Social media has played a pivotal role in the growing levels of intolerance, with hundreds of Facebook groups ‘naming and shaming’ local Christian preachers.
The Sunday Telegraph was accepted into one group, ‘NoConversion’, which has over 300,000 followers. Videos of Indian Christians are accompanied by comments openly arranging for them to be attacked, some with acid.
One post identifying a white missionary in Delhi was followed by the comment: “People needs pelt stone at this people wherever they see them! Otherwise it will be difficult to eradicate this.”
It is no surprise, therefore, India was ranked in tenth place in Open Doors International’s 2020 Watch List for Christian persecution.
It concluded it was safer to be a Christian in the war-zones of Syria, Iraq and the Central African Republic.
Before Modi came to power in 2013, India was ranked outside of the top 30 nations.
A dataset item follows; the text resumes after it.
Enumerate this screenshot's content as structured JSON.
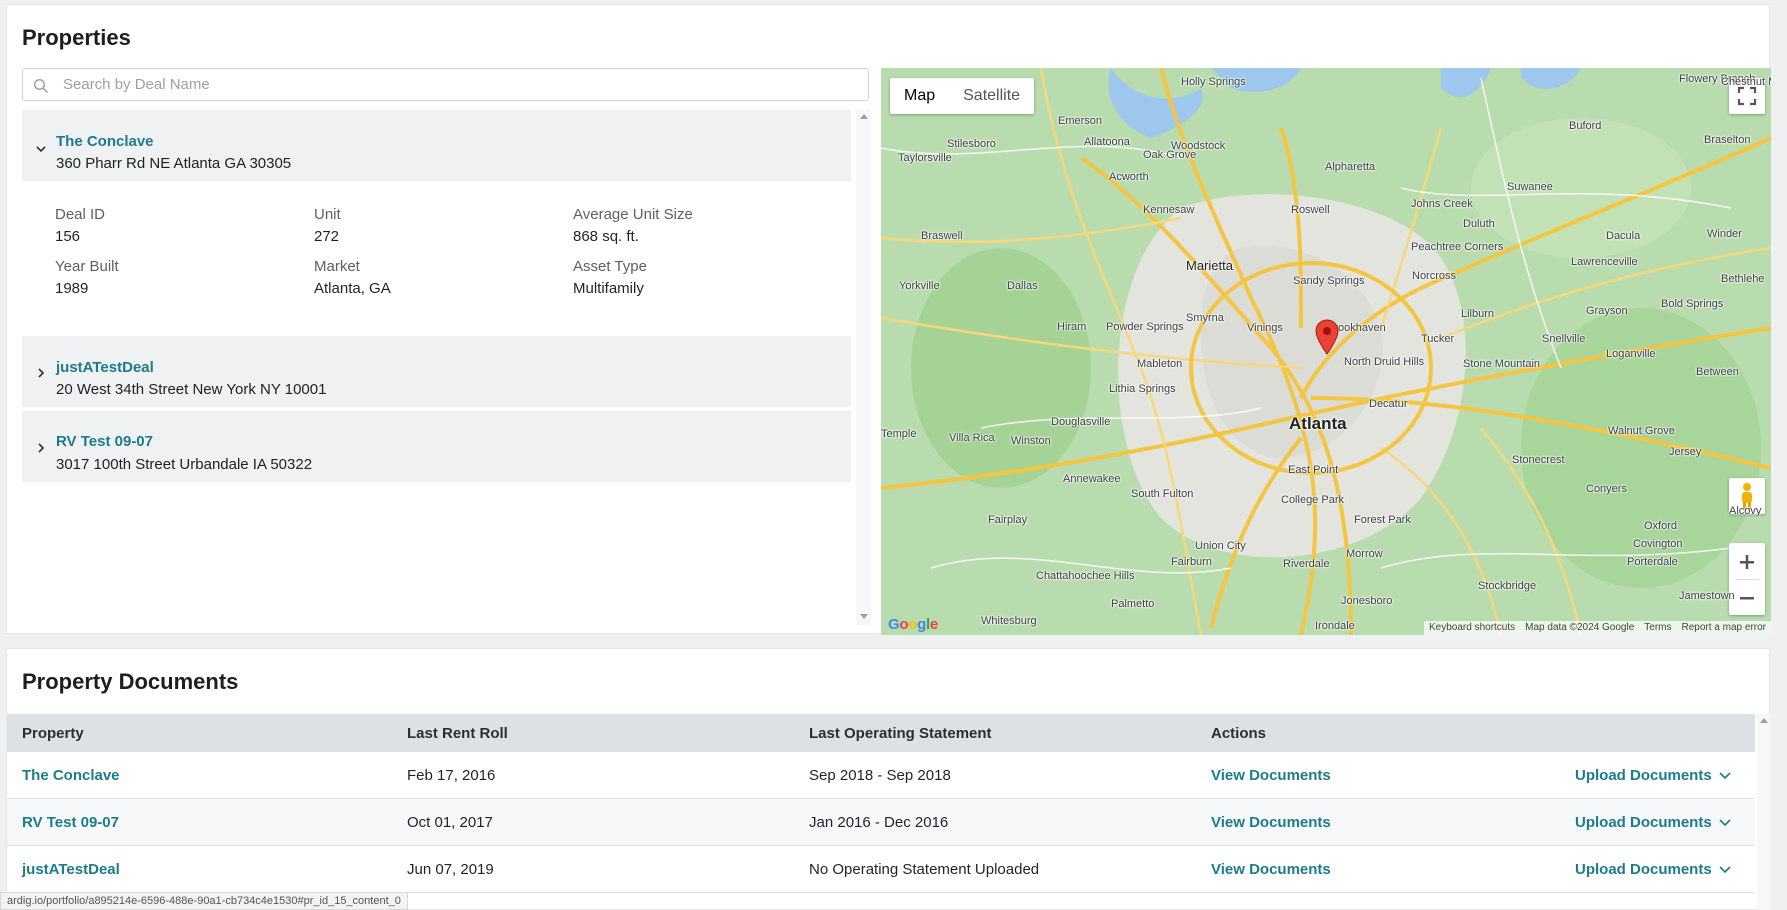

The ADF has also recorded a 220 per cent increase in violent attacks on Christians since 2014 when Mr Modi came to power.
The BJP has not publicly spoken on the rising number of attacks on Christians. In the lead up to last year’s election, a BJP MP from Karnataka said that seats in parliament should not go to Christians because they “are not honest and loyal citizens of India”. The Sunday Telegraph approached the BJP and RSS for comment.
There are 28 million Christians in India – constituting 2.3 per cent of the population – and the history of the religion can be traced back to 52 AD. Yet, activists say the survival of Christianity in India has never been under such a threat.
“The increase in violence can mostly be explained by the cycle of incitement and impunity often perpetrated by members of the BJP and other Hindu nationalist organizations operating in India,” explains William Stark, the Head of South Asia at the International Christian Concern NGO.
“Essentially, to be Indian is to be Hindu. Those who are not Hindu are thus viewed as foreigners and with suspicion.”
Pastor Jai Singh’s attackers have now filed a criminal case against him for attempted conversion but he remains resolute.
“We are living in constant fear and after hearing about the attack, many local believers renounced their faith,” he said.
“But for me it just made my faith stronger and I pray to God to forgive the people who attacked me.”